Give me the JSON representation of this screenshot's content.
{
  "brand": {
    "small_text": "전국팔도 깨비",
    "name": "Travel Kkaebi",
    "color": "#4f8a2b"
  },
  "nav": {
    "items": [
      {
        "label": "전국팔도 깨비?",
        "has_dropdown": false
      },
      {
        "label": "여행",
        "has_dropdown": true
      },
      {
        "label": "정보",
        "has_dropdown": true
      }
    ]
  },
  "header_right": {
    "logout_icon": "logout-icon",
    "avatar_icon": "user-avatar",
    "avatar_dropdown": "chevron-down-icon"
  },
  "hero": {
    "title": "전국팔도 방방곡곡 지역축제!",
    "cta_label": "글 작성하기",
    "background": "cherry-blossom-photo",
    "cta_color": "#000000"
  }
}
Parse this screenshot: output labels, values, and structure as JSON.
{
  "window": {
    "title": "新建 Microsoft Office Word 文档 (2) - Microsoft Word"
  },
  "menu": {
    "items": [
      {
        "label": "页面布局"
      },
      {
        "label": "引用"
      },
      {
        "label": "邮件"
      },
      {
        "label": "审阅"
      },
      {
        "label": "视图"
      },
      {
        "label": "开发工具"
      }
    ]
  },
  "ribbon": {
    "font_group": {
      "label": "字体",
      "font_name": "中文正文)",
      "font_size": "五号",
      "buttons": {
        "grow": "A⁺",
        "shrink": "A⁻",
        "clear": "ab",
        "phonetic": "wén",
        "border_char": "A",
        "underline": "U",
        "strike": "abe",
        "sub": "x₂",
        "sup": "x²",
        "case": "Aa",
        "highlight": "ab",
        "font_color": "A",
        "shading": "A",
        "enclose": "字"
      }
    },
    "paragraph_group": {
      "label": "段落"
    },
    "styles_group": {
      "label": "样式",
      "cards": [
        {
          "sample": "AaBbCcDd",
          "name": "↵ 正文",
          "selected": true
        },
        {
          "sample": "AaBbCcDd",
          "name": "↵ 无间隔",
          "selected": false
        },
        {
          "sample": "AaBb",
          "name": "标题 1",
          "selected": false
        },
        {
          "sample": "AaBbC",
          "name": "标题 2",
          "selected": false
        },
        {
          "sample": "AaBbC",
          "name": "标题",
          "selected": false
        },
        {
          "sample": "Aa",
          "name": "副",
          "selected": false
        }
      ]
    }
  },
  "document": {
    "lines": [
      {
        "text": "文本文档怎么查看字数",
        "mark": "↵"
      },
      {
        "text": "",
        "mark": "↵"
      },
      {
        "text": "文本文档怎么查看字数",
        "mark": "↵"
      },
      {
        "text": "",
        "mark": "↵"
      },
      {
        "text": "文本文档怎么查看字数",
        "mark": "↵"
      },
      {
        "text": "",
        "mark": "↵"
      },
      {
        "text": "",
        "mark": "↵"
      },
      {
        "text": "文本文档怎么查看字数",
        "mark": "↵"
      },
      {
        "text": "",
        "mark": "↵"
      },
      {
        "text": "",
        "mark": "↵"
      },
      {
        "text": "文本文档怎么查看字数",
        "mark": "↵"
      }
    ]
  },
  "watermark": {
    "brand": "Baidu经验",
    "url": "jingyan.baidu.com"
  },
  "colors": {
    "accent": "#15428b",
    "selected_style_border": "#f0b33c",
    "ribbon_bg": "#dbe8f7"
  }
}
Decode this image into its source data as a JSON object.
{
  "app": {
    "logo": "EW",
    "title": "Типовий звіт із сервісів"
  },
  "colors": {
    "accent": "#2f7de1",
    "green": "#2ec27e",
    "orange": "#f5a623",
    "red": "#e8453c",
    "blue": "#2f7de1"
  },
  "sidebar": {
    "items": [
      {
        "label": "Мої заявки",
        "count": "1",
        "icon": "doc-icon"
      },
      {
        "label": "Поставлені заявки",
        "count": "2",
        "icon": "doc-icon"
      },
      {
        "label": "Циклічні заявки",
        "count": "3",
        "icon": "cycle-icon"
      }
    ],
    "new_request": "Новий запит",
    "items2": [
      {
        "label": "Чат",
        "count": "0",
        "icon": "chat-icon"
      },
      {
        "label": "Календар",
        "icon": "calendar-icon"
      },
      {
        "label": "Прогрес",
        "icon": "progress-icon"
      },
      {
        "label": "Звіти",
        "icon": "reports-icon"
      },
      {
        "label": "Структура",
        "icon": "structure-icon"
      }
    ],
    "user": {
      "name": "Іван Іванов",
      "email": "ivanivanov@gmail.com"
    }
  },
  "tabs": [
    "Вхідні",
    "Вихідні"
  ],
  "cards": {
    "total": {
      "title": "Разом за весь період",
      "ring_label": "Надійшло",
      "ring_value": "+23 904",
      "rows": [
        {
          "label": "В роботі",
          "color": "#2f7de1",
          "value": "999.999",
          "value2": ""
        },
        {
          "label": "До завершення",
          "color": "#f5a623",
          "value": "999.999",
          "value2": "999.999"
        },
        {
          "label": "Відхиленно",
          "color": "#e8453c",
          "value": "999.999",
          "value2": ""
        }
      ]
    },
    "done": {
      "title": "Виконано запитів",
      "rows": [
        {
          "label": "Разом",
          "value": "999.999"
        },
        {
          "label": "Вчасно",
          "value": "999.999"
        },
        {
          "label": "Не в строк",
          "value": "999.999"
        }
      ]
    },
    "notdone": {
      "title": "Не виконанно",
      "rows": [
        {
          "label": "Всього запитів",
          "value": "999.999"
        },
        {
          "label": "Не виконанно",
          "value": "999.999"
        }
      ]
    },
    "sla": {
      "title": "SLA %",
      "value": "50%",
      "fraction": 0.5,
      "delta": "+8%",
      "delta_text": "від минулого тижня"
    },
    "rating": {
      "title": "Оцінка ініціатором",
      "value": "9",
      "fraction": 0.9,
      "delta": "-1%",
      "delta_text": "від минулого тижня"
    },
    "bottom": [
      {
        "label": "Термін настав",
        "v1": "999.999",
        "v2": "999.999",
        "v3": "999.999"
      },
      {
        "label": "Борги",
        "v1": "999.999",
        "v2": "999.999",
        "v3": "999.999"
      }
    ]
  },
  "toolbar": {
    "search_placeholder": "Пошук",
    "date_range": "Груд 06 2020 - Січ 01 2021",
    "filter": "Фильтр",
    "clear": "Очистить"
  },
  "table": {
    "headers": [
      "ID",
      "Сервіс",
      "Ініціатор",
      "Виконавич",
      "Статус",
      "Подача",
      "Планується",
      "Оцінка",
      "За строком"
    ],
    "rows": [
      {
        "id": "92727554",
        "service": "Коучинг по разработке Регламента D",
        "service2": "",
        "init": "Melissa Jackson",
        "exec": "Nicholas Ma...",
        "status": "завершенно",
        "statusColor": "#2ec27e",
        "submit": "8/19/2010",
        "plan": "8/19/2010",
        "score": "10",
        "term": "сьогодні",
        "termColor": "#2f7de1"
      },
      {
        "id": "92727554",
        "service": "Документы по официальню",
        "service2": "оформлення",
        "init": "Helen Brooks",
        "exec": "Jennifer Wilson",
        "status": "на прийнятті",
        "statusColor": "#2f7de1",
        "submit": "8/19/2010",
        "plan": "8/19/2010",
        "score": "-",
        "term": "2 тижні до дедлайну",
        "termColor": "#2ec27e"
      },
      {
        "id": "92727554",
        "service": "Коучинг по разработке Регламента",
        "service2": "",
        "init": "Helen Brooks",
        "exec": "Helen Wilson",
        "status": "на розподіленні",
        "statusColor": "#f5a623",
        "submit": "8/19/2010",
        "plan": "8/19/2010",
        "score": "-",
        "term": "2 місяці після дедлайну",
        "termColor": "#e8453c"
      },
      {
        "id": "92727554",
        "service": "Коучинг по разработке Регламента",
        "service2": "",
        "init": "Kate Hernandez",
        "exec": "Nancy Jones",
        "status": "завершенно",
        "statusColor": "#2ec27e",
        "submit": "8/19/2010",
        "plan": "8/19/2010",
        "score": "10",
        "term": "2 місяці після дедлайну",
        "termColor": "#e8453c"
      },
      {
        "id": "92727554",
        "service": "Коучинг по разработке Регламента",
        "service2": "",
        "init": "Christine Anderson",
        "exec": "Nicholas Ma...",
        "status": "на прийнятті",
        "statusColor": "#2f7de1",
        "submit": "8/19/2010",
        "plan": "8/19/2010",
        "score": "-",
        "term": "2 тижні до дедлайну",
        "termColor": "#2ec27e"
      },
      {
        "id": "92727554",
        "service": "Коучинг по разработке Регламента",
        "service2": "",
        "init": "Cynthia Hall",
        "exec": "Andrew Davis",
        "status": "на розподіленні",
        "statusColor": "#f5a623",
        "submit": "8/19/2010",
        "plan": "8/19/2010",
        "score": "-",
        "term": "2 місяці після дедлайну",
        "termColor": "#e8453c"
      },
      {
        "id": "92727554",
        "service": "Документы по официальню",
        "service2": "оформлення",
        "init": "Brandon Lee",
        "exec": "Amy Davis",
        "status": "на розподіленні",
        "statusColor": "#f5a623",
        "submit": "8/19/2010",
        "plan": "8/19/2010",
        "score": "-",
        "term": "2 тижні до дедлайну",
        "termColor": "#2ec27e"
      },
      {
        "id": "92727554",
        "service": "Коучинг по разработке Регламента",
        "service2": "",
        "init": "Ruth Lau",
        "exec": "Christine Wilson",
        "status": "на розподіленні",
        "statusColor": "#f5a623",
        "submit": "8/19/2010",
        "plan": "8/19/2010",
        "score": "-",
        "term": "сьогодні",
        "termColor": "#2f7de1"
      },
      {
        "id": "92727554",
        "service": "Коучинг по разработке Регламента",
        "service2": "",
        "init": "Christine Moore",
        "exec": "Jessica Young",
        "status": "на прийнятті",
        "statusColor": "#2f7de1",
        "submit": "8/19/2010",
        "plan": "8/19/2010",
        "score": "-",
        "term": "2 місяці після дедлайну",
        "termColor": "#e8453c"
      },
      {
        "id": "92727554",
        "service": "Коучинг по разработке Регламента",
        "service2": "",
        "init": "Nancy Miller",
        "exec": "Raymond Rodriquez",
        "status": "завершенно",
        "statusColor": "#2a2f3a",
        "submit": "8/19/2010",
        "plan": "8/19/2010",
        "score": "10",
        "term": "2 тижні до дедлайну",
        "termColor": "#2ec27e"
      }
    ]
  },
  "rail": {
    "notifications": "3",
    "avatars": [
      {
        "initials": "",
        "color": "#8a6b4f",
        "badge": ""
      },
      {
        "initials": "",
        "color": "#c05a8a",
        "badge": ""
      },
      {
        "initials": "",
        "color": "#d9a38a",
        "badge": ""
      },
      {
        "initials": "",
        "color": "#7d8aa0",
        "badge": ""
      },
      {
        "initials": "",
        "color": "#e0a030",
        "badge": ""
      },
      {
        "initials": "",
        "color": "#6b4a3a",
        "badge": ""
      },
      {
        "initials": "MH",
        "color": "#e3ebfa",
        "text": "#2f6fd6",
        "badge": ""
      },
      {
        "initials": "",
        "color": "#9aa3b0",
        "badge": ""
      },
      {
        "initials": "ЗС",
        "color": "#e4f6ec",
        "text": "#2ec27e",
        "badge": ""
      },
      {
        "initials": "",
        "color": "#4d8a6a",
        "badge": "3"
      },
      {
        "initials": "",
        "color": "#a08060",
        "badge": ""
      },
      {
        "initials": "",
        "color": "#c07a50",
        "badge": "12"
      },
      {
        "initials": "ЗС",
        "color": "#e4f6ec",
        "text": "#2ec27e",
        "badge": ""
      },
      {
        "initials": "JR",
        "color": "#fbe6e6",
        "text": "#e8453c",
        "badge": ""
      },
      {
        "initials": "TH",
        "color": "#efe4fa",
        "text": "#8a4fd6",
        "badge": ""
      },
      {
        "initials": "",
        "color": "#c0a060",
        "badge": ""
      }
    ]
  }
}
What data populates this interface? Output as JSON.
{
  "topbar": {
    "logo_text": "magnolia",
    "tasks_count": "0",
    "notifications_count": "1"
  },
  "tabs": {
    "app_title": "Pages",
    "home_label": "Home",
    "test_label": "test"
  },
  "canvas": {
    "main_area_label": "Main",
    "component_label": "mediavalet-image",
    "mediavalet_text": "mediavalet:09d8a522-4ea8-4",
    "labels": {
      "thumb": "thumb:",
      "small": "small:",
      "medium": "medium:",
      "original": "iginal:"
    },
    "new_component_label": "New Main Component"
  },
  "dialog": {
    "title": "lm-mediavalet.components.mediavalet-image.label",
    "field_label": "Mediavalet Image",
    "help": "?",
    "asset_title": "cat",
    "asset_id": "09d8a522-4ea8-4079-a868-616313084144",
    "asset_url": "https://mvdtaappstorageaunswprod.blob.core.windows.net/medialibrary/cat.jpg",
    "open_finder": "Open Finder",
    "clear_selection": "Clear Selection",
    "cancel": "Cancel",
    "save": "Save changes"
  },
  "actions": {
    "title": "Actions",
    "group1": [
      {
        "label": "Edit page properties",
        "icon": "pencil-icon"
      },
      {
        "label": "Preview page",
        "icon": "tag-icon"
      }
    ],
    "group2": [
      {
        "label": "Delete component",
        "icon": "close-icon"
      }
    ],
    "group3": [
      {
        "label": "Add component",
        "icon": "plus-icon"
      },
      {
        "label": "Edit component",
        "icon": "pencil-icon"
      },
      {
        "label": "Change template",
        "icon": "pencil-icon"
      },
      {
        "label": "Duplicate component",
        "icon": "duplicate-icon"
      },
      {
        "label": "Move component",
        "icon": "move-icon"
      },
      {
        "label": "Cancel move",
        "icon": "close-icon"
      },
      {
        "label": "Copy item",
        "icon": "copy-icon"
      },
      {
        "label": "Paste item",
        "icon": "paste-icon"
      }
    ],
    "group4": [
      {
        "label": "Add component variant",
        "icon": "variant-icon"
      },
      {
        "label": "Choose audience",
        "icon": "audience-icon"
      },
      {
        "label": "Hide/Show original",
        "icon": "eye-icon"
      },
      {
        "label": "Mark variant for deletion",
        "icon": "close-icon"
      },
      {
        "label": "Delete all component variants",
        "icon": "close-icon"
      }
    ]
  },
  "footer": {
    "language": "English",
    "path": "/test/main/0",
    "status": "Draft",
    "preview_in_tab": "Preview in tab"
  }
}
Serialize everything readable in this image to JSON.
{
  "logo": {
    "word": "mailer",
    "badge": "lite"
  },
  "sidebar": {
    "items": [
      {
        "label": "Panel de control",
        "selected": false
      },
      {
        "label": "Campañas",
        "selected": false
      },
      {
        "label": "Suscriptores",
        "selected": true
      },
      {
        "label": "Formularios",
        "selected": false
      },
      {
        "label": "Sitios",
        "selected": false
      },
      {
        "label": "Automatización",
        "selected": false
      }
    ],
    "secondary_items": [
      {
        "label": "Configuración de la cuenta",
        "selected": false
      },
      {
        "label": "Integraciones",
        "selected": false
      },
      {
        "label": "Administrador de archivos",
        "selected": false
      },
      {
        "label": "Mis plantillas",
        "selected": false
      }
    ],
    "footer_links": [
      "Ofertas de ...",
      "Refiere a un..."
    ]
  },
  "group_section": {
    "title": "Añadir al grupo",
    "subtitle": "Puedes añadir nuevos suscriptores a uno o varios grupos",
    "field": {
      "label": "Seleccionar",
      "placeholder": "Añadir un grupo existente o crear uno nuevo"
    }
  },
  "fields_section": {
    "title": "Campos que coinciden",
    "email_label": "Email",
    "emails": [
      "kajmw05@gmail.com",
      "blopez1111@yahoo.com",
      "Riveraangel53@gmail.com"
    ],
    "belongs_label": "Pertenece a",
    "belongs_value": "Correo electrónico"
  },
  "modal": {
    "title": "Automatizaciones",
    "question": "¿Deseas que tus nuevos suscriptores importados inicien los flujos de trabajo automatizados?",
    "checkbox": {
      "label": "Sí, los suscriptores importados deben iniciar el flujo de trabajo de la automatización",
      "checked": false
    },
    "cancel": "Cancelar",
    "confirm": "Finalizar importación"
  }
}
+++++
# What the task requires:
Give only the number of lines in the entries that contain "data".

# Answer space:
2